What's interesting: While not as fast or powerful as the iPad, the Novel is almost as versatile and can run most Android apps (alas, Netflix is not one of them -- apparently, streaming video is not supported by the device). Like with the iPad, the page auto-rotates to whatever orientation you're holding the e-reader. Besides being able to change font sizes, you can switch from black-type-on-white to a white-type-on-black background, for better night viewing.
What's good: Powering up and switching between modes or apps is speedier than with most e-readers. Although its tap-and-slide navigation isn't as slick or sophisticated as the iPad's, it's a bump up from the Kindle's pimple-like keyboard. Because its touch screen isn't as sensitive as the iPad's, an accidental finger pass isn't as likely to inadvertently turn a page or blunder into an unwanted mode. A light brush of the thumb is all that's needed to turn a page forward or backward.
What's not: Like the iPad, the Novel's touch screen is glass, and therefore highly reflective, fragile and hard to read in direct sunlight. The touch screen requires a lot of juice, so the battery lasts only about six hours, far less than the other e-readers we tested. And because of its weight, reading one-handed is a test of strength and stamina.
Bottom line: While dedicated book lovers may be put off by its weight, reflective screen and limited battery life, for most readers, Pandigital's dual-purpose Novel hits all the right notes: price, performance and versatility.
At a Glance
Price (review model): $US169
Weight: 16 oz.
Device size: 5.5 x 7.5 x 0.5 in.
Display type: LED backlit color touch screen
Display specs: 7 in., 800 x 600 pixels
Internal storage: 1GB
External storage: SD/SDHC card
Connections: USB, Wi-Fi
Other models: None
Book services: Barnes & Noble
Choosing a favorite from among the e-readers we tested is a difficult task. Some models offer advantages and features that the others do not, but no single device has clear superiority.
For sheer versatility, the iPad would win hands down, but its high price and weight, and the difficulty we had in seeing the screen in bright sunlight, make it a less-than-ideal e-reader.
We liked Pandigital's e-reader very much for its iPad-like features and relatively low price, but its short battery life and highly reflective screen are deal-breakers for serious readers.
The Nook's dual screens deliver excellent readability with touch-screen convenience, but it can't handle Microsoft Word or standard TXT files, and we don't care for B&N's lending and in-store reading restrictions.
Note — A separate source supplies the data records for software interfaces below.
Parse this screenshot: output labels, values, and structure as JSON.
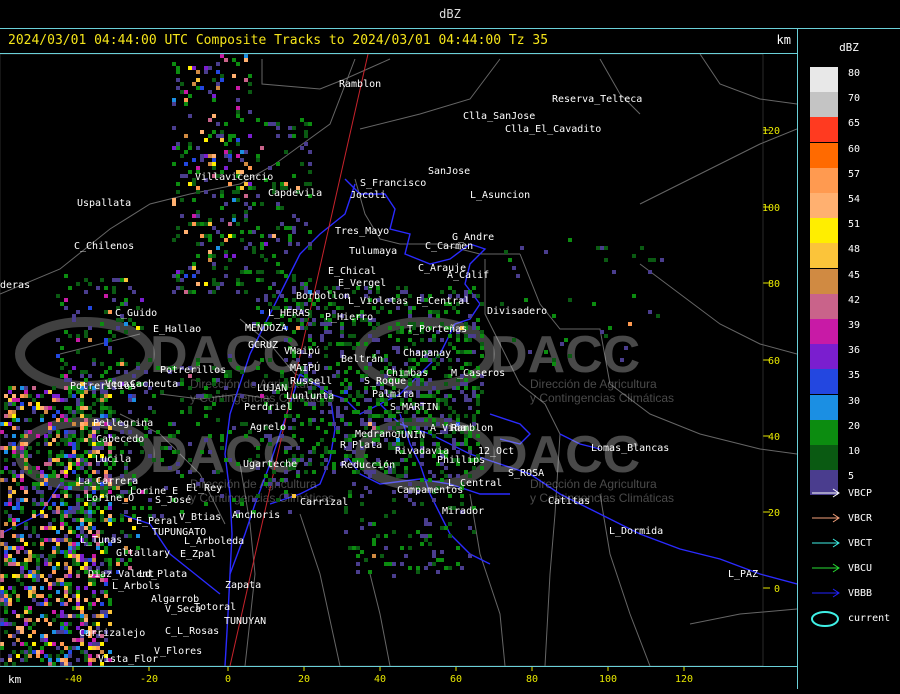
{
  "window_title": "dBZ",
  "header": {
    "title": "2024/03/01 04:44:00 UTC Composite Tracks to 2024/03/01 04:44:00 Tz 35",
    "unit": "km"
  },
  "x_axis": {
    "unit": "km",
    "ticks": [
      "-40",
      "-20",
      "0",
      "20",
      "40",
      "60",
      "80",
      "100",
      "120"
    ]
  },
  "y_axis": {
    "ticks": [
      "120",
      "100",
      "80",
      "60",
      "40",
      "20",
      "0"
    ]
  },
  "watermark": [
    "DACC",
    "Dirección de Agricultura",
    "y Contingencias Climáticas"
  ],
  "places": [
    "Ramblon",
    "Reserva_Telteca",
    "Clla_SanJose",
    "Clla_El_Cavadito",
    "SanJose",
    "Villavicencio",
    "Capdevila",
    "S_Francisco",
    "Jocoli",
    "L_Asuncion",
    "Uspallata",
    "Tres_Mayo",
    "G_Andre",
    "C_Carmen",
    "Tulumaya",
    "C_Chilenos",
    "E_Chical",
    "C_Arauje",
    "A_Calif",
    "E_Vergel",
    "deras",
    "Borbollon",
    "L_Violetas",
    "E_Central",
    "Divisadero",
    "C_Guido",
    "E_Hallao",
    "L_HERAS",
    "P_Hierro",
    "T_Porteñas",
    "MENDOZA",
    "GCRUZ",
    "Chapanay",
    "VMaipú",
    "Beltrán",
    "Vegas",
    "Potrerillos",
    "Cacheuta",
    "MAIPÚ",
    "Russell",
    "Chimbas",
    "M_Caseros",
    "LUJAN",
    "Lunlunta",
    "S_Roque",
    "Potrerillos",
    "Perdriel",
    "Palmira",
    "S_MARTIN",
    "Pellegrina",
    "Agrelo",
    "Cabecedo",
    "Medrano",
    "JUNIN",
    "A_Viña",
    "Ramblon",
    "Lucila",
    "R_Plata",
    "Rivadavia",
    "12_Oct",
    "Lomas_Blancas",
    "Phillips",
    "Ugarteche",
    "Reducción",
    "S_ROSA",
    "La_Carrera",
    "El_Rey",
    "Lorine_E",
    "Lorine_O",
    "S_José",
    "Carrizal",
    "Campamentos",
    "L_Central",
    "Catitas",
    "Anchoris",
    "E_Peral",
    "V_Btias",
    "Mirador",
    "L_Dormida",
    "TUPUNGATO",
    "L_Tunas",
    "L_Arboleda",
    "Gltallary",
    "E_Zpal",
    "Diaz_Valent",
    "Ld_Plata",
    "Zapata",
    "L_PAZ",
    "L_Arbols",
    "Algarrob",
    "V_Seca",
    "Totoral",
    "Carrizalejo",
    "C_L_Rosas",
    "TUNUYAN",
    "V_Flores",
    "Vista_Flor"
  ],
  "legend": {
    "title": "dBZ",
    "scale": [
      {
        "label": "80",
        "color": "#e8e8e8"
      },
      {
        "label": "70",
        "color": "#c4c4c4"
      },
      {
        "label": "65",
        "color": "#ff3a20"
      },
      {
        "label": "60",
        "color": "#ff6a00"
      },
      {
        "label": "57",
        "color": "#ff9a50"
      },
      {
        "label": "54",
        "color": "#ffb070"
      },
      {
        "label": "51",
        "color": "#ffee00"
      },
      {
        "label": "48",
        "color": "#fbc43a"
      },
      {
        "label": "45",
        "color": "#d08a42"
      },
      {
        "label": "42",
        "color": "#c9638a"
      },
      {
        "label": "39",
        "color": "#c81aa6"
      },
      {
        "label": "36",
        "color": "#7a1ecf"
      },
      {
        "label": "35",
        "color": "#2347e0"
      },
      {
        "label": "30",
        "color": "#1b8fe3"
      },
      {
        "label": "20",
        "color": "#0c8c10"
      },
      {
        "label": "10",
        "color": "#0a5a12"
      },
      {
        "label": "5",
        "color": "#4a3d8e"
      }
    ],
    "tracks": [
      {
        "label": "VBCP",
        "color": "#ffffff"
      },
      {
        "label": "VBCR",
        "color": "#f3a07a"
      },
      {
        "label": "VBCT",
        "color": "#3ff0e6"
      },
      {
        "label": "VBCU",
        "color": "#27dd33"
      },
      {
        "label": "VBBB",
        "color": "#2222ff"
      }
    ],
    "current_label": "current",
    "current_color": "#3ff0e6"
  }
}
The Ectaco jetBook Lite and the Aluratek Libre eBook Reader Pro are reasonably good e-readers but have been outclassed in both technology and price by the competition.
Which leaves Amazon's Kindle. The Kindle is a trouble-free, transparent piece of technology, very easy to use, quite convenient to hold and carry, and a pleasure to read on.
So for now, the Kindle is the e-reader of choice -- but this is a market that's evolving almost daily. Stay tuned.
Daniel Grotta and Sally Wiener Grotta are a husband/wife writing team. Together, they have written over a thousand feature stories, reviews and columns for major magazines, plus they have co-authored eight nonfiction books.